These are just a few of the indicators you might consider when deciding to expand your business globally. With a keen understanding of economics and the intricacies of international markets, you can help your organization expand its reach and thrive.

Do you want to turn the uncertainty of today’s economy into an opportunity for your firm? Explore our four-week online course Global Business, and learn more about how to assess the impact of macroeconomic, political, and social indicators on business decisions.

This post was updated on December 18, 2020. It was originally published on July 30, 2019.

Katie Alex Stevens

About the Author

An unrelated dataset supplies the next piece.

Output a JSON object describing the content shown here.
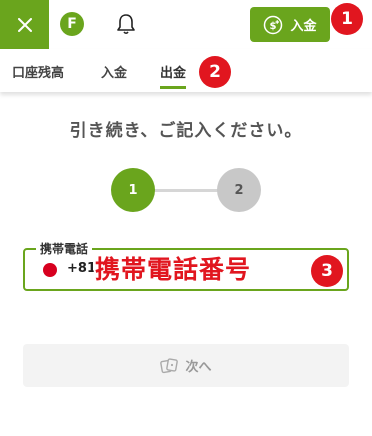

Katie Alex Stevens is an Associate Product Manager at HBS Online, working on Disruptive Strategy and Management Essentials, among other courses. Before completing her MBA, she trained as a medievalist and classicist in the US and UK, and still enjoys a good dusty tome - preferably with a glass of Greek wine by her side and her new puppy by her feet!